The divorce process breaks down parts of the marriage to assess how the court can properly execute its dissolution. This involves delving into the properties, determining separate from marital assets and dividing the properties accordingly. Property division rules are different for every state and knowing what applies to your case can help you protect what is rightfully yours.
Equal share for each spouse
By default, California follows the community property rules for asset division. Under these rules, properties the spouses acquire during the marriage, also known as marital assets, belong to each of them equally. Following this reasoning, courts shall divide marital properties equally among the parties during a divorce.
Note, however, that equal division does not mean each party gets exactly half of each property. This will be quite difficult, especially if the divorce involves business interests and intangible items like stocks and bonds. Instead, there will be a valuation of all marital properties and each spouse will get an equal share of the total value of all assets.
Will it always be equal?
While California courts generally follow the community property division of assets, they do not prevent parties from dividing properties by agreement, even if the division is unequal. Some couples have a prenuptial agreement outlining which asset and debt belongs to each party. As long as the prenup is valid, the courts will uphold its terms.
Divorce parties can also agree on property division through a private settlement. Many parties opt for alternative dispute resolution methods, such as mediation and negotiation, because of their cost-efficiency and time-saving benefits. Once the court reviews the agreement and finds that it is fair and protects both parties’ rights, it will execute the terms to divide the marital assets.
It is easy to get lost in the maze that is property division. Especially if multiple properties are involved, parties may find it difficult to navigate through the process.
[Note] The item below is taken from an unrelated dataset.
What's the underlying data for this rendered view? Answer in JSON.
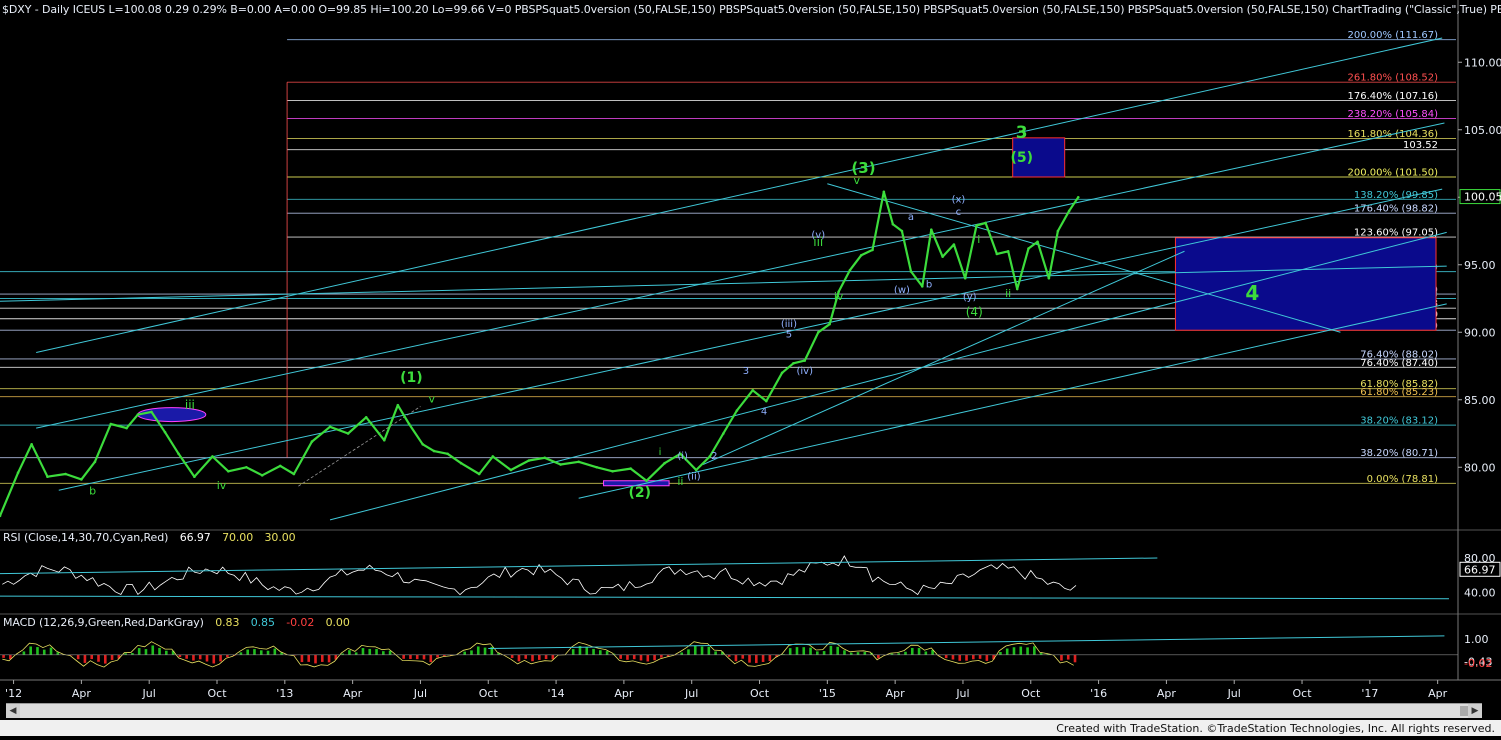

Making use of available resources and consulting with a legal professional can help divorce parties ensure the protection of their rights.